Teaching and learning materials are delivered in many forms: paper, audio and videotape, CD-ROM, television, and over the Internet. However, online education has become the preferred means of retrieving up-to-date information. With its characteristic speed and flexibility, online learning takes advantage of a variety of technologies to facilitate learning and interaction between participants.
Online education technologies include:
- synchronous and asynchronous communication and collaboration tools such as e-mail, listservs, bulletin boards, whiteboards, chat rooms, videoconferencing, and teleconferencing.
- interactive environments, such as simulations, immersive experiences and games
- testing and evaluation tools including self-assessment and multiple-choice testing.
Today, online content is varied and can include: text on a website, digital audio, digital video, animated images, and virtual reality environments. This content can be created in a variety of ways, utilizing a variety of authoring tools.
As technology advances, accessibility questions proliferate. Video is everywhere, yet are all videos captioned for deaf and hard-of-hearing viewers? Do all videos carry an audio component that describes visual images for blind and low-vision users? Do all software applications offer keyboard equivalents appropriate for users with mobility restrictions or vision impairments. Do all images on websites have labels (alt-text) for users who access content with the help of screen reading software? How can blind students access mathematical equations presented as graphics, which cannot be read by screen readers? Are testing protocols flexible enough? Are administrative matters such as course listings and course registration accessible?
Not all of these questions have answers based in existing technologies. But we need to examine all accessibility issues in order to ensure access to online education for everyone. This document will lay out guidelines for accessible learning.
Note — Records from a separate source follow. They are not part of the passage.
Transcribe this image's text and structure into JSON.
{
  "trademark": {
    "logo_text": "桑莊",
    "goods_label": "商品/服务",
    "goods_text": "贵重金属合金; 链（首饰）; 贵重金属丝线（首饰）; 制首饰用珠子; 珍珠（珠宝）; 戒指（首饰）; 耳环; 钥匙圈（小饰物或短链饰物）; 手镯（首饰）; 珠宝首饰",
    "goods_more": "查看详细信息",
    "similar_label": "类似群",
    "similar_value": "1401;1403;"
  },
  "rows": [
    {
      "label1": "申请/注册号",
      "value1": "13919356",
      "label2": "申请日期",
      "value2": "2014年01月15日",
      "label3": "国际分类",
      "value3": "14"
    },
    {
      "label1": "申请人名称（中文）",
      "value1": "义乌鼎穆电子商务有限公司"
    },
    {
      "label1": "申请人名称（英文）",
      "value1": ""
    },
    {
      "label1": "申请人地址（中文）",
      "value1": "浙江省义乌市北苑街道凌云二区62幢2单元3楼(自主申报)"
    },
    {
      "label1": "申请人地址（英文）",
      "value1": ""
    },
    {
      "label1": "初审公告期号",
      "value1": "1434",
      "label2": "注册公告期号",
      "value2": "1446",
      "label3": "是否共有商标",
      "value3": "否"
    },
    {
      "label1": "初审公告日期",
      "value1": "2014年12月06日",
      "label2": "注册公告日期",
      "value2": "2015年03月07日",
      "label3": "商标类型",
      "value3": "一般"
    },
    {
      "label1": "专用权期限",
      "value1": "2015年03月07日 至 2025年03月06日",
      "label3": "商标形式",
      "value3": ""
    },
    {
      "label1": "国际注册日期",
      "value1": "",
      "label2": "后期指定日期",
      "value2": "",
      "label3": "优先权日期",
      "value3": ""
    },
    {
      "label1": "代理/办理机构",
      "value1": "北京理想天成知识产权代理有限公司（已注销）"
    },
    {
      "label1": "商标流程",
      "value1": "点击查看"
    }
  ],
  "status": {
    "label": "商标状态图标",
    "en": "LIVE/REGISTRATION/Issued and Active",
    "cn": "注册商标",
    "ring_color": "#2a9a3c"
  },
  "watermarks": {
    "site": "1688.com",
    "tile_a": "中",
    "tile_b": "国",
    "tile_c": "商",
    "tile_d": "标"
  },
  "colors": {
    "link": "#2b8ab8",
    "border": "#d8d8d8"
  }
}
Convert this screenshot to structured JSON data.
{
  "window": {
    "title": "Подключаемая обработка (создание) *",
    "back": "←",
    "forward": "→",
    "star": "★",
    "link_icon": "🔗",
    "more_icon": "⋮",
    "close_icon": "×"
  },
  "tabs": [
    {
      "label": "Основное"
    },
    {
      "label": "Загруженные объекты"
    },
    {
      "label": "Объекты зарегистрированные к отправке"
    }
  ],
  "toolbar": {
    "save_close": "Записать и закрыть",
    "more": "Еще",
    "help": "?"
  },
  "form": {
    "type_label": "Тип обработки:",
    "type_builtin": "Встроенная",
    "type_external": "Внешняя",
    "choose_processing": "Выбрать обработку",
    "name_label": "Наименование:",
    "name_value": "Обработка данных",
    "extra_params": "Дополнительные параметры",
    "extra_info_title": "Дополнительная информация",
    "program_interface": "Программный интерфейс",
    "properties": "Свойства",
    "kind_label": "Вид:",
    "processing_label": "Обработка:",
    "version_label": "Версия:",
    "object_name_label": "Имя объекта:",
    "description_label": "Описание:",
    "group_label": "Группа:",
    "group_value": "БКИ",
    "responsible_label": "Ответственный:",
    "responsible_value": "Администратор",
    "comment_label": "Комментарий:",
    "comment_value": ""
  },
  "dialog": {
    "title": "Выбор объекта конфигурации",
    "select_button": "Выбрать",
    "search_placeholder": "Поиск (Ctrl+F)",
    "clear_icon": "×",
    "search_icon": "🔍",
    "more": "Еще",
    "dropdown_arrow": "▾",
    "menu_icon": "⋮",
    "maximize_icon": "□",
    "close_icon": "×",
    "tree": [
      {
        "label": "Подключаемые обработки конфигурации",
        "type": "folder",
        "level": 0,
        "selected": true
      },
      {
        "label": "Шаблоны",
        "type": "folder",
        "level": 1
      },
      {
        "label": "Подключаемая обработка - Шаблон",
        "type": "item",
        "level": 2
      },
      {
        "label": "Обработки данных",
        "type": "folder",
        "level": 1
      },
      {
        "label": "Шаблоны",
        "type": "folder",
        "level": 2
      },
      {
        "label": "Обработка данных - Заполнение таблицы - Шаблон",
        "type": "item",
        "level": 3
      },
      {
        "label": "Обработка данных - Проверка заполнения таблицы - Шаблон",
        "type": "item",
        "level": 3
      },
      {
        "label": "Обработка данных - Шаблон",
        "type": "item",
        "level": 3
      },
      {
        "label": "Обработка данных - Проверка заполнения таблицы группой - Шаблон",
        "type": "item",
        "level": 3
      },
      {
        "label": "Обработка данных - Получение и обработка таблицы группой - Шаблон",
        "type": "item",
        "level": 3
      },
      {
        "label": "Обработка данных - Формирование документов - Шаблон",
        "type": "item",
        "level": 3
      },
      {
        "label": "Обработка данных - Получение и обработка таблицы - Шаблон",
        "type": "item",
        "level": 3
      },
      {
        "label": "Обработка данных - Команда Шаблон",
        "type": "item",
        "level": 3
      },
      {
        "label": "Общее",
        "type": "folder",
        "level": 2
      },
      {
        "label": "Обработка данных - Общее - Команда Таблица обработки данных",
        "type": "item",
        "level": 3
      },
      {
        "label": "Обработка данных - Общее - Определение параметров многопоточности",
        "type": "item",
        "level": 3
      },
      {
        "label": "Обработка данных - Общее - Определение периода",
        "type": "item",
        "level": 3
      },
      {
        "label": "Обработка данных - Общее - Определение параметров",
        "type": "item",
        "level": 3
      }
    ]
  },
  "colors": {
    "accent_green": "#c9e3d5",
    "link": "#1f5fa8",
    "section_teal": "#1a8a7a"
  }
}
These guidelines include:
- common accessibility problems associated with each technology.
- practices that learning system developers can implement to enhance accessibility for all users.
- practices content creators and/or educators can implement to enhance accessibility for all users.
- resources that provide best practices and solutions in use.
This project is supported by a grant awarded to the CPB/WGBH National Center for Accessible Media from the Learning Anytime Anywhere Partnerships (LAAP), a program administered by the Fund for the Improvement of Postsecondary Education (FIPSE), U.S. Department of Education.
Additional support is provided through participation and contributions from the following organizations:
|ASL||American Sign Language|
|ATRC||Adaptive Technology Resource Centre, University of Toronto, Canada|
|CETIS||Centre for Educational Technology Interoperability Standards (UK)|
|DEST||Department of Education, Science, and Training (Australia)|
|DTD||Document Type Definition|
|ETS||Educational Testing Service|
|NCAM||The CPB/WGBH National Center for Accessible Media|
|SVG||Scalable Vector Graphics|
|W3C||World Wide Web Consortium|
|WAI||Web Accessibility Initiative of the W3C|
|WGBH||Boston, Massachusetts public broadcaster|